■ **What is being asked**
For the entries that follow, report how many lines include the word "handle" and add nothing.

■ **Input for this task**

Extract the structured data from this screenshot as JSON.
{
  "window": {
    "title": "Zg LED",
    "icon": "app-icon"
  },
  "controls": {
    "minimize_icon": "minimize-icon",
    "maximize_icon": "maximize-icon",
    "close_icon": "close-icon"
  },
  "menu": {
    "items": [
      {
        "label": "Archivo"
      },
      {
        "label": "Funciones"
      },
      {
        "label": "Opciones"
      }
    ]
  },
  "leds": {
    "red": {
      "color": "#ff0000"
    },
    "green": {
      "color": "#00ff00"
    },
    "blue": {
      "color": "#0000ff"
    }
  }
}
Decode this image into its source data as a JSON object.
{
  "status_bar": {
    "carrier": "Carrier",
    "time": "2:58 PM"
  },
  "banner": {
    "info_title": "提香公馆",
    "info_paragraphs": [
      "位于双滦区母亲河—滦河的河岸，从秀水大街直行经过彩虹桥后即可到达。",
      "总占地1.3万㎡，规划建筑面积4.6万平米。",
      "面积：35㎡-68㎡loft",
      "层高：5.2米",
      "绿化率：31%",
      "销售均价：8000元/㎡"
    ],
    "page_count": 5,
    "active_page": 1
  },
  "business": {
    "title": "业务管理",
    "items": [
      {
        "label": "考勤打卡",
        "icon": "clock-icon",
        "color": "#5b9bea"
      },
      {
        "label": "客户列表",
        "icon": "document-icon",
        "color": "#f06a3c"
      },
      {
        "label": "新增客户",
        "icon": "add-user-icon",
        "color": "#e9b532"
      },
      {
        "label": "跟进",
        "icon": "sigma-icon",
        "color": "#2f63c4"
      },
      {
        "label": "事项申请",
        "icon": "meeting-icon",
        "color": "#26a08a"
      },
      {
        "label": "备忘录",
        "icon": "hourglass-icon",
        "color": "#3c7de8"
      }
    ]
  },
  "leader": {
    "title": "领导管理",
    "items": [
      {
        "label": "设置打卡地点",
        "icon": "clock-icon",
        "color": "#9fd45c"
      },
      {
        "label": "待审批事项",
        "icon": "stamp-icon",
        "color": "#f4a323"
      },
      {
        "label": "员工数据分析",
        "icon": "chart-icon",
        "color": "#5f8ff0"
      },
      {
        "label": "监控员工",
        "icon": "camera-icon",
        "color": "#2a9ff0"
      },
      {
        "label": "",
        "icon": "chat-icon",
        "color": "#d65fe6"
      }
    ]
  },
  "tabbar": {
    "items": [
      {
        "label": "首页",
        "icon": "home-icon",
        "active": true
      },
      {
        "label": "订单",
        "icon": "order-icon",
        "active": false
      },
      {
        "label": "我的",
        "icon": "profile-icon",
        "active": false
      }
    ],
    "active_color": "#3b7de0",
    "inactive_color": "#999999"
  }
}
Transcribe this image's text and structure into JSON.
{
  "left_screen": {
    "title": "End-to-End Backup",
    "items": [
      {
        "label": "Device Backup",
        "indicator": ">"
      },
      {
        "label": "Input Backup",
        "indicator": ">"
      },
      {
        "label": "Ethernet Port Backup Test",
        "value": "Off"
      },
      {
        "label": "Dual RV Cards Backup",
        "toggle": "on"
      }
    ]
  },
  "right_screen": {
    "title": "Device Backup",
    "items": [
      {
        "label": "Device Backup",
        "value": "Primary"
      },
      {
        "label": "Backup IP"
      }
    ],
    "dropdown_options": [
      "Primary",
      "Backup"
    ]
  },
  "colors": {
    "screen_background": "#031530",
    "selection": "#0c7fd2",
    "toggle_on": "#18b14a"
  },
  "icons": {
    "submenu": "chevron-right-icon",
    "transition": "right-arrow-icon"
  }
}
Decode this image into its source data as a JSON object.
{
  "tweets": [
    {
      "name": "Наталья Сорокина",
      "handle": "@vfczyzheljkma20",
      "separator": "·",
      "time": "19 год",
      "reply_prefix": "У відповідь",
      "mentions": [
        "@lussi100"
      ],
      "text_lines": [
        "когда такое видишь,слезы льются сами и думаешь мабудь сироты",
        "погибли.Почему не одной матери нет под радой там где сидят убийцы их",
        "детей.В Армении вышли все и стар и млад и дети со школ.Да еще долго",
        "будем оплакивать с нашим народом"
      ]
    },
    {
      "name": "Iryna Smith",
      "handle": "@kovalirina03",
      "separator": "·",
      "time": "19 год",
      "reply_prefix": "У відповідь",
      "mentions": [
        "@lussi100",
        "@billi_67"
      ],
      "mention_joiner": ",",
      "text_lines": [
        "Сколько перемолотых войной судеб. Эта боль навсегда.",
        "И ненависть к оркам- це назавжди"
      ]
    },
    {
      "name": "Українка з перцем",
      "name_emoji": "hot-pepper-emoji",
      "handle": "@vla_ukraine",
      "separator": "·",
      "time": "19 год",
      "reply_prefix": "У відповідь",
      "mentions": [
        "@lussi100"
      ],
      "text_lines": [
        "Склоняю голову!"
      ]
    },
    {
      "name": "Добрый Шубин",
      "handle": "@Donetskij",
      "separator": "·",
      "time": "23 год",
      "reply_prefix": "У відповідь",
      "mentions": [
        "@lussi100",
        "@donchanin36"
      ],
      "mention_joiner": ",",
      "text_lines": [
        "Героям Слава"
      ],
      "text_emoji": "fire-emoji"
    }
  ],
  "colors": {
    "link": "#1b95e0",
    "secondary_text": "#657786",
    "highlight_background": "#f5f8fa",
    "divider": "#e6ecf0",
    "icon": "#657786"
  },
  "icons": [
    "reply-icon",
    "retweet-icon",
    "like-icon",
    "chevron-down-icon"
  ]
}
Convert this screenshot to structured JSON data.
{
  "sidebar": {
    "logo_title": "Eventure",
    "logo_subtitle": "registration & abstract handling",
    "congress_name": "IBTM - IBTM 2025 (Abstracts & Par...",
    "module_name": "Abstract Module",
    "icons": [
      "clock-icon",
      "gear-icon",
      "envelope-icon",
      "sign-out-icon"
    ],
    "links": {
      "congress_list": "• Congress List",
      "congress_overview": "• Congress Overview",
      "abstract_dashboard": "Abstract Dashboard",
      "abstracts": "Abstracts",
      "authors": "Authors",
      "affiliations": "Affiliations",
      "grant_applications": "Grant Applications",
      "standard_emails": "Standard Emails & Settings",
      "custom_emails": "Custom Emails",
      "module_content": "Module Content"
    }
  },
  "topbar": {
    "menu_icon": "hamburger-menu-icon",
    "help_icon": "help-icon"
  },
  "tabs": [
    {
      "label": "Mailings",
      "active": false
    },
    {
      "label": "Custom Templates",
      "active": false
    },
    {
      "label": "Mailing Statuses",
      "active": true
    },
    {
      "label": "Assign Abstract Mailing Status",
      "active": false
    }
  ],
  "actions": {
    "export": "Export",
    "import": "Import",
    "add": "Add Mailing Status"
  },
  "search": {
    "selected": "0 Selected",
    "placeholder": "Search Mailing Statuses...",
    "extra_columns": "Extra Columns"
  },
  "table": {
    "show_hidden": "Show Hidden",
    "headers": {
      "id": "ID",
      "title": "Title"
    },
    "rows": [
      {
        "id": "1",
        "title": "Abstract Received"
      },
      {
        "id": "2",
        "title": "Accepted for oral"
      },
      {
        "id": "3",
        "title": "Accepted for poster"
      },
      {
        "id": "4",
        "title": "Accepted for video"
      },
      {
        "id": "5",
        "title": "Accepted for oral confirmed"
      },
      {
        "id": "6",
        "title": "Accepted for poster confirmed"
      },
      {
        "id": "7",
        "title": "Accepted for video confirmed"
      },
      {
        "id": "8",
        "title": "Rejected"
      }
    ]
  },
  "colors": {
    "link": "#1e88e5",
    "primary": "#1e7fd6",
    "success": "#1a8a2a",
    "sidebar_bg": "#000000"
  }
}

■ **Response to the exercise**
4